What is commensalism?
In earlier posts we discussed different relationships between animals (mutualism and parasitism). The last type of relationship between organisms is commensalism. Commensalism means “eating at the same table” and is when one organism benefits from another organism without affecting it. Compared to mutualism and parasitism, commensalism is hard to give examples of since it’s hard to prove (or disprove) that the host organisms are not affected. Some examples are whales that have barnacles growing on them and Titan Trigger fish that move over large rocks when feeding, giving smaller fish the chance to feed under them too.
The reason biologists argue the existence of commensalism is because they believe that any close interaction between two organisms is unlikely to be completely neutral. Most relationships that are identified as commensal are likely to be mutualistic or parasitic in a subtle way that has not been detected yet. Like most interactions between organisms, commensalism vary in strength and duration from intimate, long-lived symbiosis to brief, weak interactions.
There are 3 different types of commensalism Phoresy, Inquilinim and Metabiosis.
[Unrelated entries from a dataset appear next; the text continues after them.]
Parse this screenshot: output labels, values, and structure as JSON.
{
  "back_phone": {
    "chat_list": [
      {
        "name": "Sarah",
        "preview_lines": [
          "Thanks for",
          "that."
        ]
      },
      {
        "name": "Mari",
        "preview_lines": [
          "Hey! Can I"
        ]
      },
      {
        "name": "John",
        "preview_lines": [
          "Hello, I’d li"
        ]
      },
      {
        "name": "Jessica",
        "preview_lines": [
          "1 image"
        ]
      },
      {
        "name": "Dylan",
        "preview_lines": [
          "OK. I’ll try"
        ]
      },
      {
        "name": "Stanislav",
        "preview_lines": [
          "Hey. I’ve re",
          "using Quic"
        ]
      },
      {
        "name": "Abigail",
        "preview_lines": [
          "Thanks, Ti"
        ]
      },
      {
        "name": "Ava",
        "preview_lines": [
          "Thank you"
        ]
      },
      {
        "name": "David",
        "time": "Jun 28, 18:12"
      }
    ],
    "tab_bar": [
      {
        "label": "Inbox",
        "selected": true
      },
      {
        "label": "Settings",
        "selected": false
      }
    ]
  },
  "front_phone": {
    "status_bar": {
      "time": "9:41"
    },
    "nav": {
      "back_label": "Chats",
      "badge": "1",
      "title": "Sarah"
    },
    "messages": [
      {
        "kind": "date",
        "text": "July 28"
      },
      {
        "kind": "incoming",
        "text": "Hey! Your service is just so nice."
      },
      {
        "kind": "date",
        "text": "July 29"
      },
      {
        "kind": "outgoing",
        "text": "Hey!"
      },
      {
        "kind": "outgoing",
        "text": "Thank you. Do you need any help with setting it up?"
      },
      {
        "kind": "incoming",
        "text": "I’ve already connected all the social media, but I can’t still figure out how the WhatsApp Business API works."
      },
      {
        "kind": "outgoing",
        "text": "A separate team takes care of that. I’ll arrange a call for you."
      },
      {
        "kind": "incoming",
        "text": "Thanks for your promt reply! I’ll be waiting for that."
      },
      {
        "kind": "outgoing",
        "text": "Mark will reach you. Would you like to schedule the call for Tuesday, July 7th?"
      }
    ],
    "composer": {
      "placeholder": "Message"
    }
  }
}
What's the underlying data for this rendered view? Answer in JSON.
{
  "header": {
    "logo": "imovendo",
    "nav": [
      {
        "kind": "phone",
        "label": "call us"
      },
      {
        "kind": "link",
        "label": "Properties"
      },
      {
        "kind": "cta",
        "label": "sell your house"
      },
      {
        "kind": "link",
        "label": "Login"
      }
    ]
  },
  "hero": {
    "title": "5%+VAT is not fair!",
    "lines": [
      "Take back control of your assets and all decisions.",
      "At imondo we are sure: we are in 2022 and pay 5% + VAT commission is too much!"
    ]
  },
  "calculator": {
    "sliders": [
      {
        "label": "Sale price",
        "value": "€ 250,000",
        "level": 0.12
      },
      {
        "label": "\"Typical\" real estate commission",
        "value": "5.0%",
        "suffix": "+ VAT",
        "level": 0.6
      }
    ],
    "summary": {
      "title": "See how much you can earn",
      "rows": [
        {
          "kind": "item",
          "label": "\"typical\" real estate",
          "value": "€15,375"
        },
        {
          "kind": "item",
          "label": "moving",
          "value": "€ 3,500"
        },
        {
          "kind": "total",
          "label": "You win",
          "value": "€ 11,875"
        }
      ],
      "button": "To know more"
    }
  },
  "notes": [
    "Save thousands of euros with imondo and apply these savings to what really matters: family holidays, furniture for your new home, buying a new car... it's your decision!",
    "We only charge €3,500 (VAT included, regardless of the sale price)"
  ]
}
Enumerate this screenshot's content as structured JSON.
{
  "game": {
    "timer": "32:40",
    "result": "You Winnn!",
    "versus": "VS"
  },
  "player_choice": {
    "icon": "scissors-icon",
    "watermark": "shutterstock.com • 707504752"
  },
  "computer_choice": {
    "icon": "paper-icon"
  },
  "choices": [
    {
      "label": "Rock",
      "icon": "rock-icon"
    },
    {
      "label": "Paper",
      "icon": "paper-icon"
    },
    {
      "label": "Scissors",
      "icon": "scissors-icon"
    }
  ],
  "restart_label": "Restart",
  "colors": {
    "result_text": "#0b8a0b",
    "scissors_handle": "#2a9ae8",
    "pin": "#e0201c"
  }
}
Phoresy is an organism that attach to another exclusively for transport e.g. Beetles, Flies and Bees. Inquilinism is when an organism uses another organism for permanent housing e.g. Orchids living on trees, birds living in holes in trees and barnacles living on whales. Metabiosis is an indirect relationship where an organism creates a suitable environment for another organism e.g. maggots that lives and develop on carcasses and the hermit crabs that uses shells of gastropod to protect their bodies.